* _What to do_: Below are some records; find each line that carries the word "Supprimer" and copy it.

>>>

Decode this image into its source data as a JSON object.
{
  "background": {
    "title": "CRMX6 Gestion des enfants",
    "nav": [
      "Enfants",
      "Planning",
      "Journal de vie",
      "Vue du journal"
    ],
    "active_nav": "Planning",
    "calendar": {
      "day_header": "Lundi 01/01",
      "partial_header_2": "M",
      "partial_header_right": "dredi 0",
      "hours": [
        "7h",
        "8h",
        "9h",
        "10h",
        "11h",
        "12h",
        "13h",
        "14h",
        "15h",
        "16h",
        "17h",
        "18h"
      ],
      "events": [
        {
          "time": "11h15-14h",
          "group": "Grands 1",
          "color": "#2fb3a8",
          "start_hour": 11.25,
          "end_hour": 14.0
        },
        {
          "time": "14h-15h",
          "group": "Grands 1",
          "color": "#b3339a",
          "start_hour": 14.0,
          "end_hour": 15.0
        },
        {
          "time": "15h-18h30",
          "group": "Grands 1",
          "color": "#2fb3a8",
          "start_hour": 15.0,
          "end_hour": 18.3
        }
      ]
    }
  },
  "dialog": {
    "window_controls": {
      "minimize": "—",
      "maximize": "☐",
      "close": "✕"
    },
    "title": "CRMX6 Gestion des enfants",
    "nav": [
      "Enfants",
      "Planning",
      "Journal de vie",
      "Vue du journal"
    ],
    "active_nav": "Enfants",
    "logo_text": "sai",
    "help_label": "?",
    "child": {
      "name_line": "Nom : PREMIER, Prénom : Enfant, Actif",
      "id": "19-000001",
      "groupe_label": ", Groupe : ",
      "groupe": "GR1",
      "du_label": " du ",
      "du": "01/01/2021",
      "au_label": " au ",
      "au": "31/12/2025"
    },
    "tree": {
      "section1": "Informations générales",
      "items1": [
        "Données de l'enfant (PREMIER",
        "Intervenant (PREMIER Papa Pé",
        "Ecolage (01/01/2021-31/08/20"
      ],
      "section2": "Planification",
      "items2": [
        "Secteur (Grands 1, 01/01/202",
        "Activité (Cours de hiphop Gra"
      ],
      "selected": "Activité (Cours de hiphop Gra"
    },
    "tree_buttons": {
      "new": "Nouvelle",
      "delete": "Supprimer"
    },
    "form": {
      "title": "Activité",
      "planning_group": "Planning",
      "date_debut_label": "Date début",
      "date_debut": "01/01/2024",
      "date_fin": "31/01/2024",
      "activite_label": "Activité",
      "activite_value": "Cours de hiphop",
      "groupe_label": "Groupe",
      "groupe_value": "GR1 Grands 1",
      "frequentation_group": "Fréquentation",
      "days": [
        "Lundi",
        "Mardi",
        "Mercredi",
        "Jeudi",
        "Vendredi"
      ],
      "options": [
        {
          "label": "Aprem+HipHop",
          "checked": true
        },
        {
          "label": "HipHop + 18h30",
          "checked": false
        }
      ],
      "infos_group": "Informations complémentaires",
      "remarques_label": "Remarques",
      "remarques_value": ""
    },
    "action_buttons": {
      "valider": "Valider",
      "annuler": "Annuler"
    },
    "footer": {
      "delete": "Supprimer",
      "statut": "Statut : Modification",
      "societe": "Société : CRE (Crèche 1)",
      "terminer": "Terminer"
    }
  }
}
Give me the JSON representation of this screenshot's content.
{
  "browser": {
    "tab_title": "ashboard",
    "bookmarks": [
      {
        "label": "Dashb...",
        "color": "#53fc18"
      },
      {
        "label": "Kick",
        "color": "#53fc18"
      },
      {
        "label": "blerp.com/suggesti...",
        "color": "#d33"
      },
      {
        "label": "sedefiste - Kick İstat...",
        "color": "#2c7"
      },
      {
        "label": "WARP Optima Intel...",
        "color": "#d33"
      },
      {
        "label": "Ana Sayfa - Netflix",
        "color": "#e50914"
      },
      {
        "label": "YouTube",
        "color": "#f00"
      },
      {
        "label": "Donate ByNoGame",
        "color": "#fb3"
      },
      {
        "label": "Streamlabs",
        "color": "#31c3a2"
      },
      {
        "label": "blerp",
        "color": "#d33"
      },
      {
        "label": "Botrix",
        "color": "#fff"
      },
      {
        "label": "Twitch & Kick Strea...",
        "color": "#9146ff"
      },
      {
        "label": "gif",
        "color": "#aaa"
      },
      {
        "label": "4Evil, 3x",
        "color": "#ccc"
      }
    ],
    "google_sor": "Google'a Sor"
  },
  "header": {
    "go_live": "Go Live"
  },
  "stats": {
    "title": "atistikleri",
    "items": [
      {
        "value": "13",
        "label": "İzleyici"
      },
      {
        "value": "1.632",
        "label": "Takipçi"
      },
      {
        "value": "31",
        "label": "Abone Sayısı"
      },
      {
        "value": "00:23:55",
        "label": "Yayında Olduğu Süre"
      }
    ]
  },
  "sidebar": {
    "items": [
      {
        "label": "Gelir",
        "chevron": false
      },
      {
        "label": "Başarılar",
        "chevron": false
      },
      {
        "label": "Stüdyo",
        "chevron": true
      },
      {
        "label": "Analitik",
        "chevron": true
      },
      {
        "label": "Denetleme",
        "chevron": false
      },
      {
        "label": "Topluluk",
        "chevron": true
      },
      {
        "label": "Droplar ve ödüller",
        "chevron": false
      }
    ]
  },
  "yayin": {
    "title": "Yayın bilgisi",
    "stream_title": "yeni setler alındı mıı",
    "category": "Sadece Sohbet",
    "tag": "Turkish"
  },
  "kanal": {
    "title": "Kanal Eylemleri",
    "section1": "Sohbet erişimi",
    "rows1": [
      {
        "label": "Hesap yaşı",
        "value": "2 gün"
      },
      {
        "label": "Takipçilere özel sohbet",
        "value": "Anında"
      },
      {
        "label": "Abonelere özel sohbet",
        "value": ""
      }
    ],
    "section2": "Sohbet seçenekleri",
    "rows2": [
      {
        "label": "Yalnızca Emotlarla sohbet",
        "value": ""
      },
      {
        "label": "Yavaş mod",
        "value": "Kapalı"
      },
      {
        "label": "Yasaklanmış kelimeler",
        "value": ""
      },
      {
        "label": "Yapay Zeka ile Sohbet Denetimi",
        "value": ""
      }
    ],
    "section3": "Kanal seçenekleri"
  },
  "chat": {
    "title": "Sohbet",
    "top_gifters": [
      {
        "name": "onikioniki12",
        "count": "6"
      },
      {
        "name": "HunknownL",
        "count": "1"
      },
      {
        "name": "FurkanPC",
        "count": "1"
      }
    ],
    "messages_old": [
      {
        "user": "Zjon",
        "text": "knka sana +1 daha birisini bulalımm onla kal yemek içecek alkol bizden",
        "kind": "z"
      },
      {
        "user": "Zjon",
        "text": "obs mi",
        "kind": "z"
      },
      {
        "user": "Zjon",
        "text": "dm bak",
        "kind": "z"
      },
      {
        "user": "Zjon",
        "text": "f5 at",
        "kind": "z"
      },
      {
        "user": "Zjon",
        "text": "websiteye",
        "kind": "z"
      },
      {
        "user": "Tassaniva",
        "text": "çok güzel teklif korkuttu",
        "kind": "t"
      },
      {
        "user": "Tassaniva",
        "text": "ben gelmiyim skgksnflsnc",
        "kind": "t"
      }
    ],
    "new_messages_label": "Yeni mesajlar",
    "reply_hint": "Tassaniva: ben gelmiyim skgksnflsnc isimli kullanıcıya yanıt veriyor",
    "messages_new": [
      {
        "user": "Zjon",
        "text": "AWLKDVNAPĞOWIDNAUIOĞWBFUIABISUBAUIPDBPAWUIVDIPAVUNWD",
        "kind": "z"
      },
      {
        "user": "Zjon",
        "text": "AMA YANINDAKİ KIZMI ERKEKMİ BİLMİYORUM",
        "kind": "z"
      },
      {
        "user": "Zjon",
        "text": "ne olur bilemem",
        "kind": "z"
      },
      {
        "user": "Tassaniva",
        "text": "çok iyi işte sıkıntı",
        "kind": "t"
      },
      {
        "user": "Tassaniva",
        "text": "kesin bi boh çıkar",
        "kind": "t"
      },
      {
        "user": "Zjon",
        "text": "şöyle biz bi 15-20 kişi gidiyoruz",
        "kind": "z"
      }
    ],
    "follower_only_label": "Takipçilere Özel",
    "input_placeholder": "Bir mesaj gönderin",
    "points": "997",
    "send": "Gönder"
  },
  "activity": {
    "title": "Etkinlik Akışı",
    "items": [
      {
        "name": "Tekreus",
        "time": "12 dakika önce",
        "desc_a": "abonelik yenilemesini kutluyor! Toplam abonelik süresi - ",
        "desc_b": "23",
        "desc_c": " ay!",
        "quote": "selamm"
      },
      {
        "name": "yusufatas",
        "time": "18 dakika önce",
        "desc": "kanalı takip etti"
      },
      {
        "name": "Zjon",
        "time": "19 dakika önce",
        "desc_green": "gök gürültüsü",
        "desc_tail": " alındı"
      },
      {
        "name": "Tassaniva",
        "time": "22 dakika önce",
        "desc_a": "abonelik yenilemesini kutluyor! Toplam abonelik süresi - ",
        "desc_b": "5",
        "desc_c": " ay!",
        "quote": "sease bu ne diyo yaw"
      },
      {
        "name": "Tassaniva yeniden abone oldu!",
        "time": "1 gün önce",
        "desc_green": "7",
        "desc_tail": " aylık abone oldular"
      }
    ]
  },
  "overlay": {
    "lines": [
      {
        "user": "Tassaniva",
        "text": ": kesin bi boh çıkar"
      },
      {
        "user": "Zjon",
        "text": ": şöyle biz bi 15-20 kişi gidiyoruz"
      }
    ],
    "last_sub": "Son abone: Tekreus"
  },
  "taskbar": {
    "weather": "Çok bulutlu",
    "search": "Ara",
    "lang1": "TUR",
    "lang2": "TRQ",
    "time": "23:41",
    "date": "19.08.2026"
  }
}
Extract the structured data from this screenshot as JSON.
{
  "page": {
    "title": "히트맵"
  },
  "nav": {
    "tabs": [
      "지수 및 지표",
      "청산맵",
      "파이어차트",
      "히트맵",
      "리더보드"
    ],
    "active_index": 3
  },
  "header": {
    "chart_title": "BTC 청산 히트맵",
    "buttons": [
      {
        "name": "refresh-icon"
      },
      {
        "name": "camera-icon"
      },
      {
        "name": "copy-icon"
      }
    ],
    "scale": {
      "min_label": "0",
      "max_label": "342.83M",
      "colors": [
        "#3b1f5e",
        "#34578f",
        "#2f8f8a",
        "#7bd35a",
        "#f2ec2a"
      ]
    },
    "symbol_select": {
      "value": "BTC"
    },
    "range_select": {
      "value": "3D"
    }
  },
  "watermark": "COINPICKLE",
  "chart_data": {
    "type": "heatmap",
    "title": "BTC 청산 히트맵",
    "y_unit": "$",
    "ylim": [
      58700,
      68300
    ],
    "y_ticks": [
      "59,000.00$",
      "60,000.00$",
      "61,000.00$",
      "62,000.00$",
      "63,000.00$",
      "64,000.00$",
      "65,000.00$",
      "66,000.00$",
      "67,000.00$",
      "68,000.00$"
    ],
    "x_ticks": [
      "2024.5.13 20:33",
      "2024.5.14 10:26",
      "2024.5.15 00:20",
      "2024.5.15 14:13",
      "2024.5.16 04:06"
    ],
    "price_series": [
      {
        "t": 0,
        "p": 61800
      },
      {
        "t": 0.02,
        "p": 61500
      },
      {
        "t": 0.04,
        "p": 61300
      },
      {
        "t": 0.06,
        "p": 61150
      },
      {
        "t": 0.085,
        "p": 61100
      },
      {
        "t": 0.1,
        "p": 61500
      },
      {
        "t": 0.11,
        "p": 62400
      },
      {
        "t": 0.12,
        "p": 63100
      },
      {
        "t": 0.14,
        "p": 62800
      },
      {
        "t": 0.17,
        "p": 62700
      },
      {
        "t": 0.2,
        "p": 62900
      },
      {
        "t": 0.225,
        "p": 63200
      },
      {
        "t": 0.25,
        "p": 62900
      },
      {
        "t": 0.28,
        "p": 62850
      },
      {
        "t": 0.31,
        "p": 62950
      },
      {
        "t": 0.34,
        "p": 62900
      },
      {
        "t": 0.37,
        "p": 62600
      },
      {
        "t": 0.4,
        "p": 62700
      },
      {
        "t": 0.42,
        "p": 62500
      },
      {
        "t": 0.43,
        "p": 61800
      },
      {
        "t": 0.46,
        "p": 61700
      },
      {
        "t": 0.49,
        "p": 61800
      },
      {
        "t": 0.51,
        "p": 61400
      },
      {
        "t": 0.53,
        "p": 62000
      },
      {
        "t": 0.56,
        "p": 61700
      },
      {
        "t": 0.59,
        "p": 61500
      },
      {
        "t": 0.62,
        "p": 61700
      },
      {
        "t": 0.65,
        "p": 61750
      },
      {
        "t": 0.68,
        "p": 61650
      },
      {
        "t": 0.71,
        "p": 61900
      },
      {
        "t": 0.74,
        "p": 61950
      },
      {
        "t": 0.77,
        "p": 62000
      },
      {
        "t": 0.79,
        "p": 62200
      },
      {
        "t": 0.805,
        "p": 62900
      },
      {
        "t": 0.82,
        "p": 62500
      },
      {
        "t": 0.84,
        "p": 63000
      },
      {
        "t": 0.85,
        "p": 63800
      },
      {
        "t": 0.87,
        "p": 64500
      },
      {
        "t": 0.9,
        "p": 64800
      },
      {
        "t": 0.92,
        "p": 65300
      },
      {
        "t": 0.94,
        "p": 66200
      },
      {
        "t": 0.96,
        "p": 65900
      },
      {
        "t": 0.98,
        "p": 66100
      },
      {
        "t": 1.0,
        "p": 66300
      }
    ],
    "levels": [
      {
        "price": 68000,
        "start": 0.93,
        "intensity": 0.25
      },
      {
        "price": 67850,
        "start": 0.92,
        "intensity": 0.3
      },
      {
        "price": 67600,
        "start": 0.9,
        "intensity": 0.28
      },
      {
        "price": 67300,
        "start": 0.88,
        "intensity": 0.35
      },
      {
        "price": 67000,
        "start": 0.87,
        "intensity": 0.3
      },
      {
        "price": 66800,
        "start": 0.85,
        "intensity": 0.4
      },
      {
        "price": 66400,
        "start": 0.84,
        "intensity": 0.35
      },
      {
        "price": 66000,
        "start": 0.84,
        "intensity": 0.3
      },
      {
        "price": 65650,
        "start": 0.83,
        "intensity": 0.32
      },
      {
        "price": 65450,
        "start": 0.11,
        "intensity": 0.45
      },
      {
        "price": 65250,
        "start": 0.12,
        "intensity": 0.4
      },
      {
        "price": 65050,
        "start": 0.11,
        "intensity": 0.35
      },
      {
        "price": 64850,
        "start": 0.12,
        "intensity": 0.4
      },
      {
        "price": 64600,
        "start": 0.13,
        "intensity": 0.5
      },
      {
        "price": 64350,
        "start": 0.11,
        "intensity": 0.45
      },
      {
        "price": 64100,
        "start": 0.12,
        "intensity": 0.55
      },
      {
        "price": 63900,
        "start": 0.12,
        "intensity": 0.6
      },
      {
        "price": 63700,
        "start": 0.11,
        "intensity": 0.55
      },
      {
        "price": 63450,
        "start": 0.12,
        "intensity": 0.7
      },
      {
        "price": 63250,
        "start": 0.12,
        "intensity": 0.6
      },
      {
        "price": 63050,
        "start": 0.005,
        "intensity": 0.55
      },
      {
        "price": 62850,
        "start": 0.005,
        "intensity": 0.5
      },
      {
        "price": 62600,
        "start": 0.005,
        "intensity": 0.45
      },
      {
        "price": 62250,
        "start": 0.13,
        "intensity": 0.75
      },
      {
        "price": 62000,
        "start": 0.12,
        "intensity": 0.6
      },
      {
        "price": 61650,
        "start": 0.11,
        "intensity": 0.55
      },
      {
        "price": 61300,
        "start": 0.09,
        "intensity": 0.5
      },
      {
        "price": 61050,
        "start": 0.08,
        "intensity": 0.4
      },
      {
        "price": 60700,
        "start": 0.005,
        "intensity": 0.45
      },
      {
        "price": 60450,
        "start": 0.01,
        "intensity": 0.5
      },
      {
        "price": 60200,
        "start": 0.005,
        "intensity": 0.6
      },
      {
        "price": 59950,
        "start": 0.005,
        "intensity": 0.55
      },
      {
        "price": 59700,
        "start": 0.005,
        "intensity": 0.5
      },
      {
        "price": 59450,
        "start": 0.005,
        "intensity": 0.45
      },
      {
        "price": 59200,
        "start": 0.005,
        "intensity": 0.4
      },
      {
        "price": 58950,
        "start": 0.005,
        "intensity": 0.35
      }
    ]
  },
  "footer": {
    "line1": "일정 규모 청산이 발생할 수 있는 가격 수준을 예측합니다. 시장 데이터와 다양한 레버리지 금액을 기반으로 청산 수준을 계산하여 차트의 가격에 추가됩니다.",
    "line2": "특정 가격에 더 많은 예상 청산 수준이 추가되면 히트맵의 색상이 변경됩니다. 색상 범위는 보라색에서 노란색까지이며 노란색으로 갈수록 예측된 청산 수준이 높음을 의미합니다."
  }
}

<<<

* _Answer_:
      "delete": "Supprimer"
      "delete": "Supprimer",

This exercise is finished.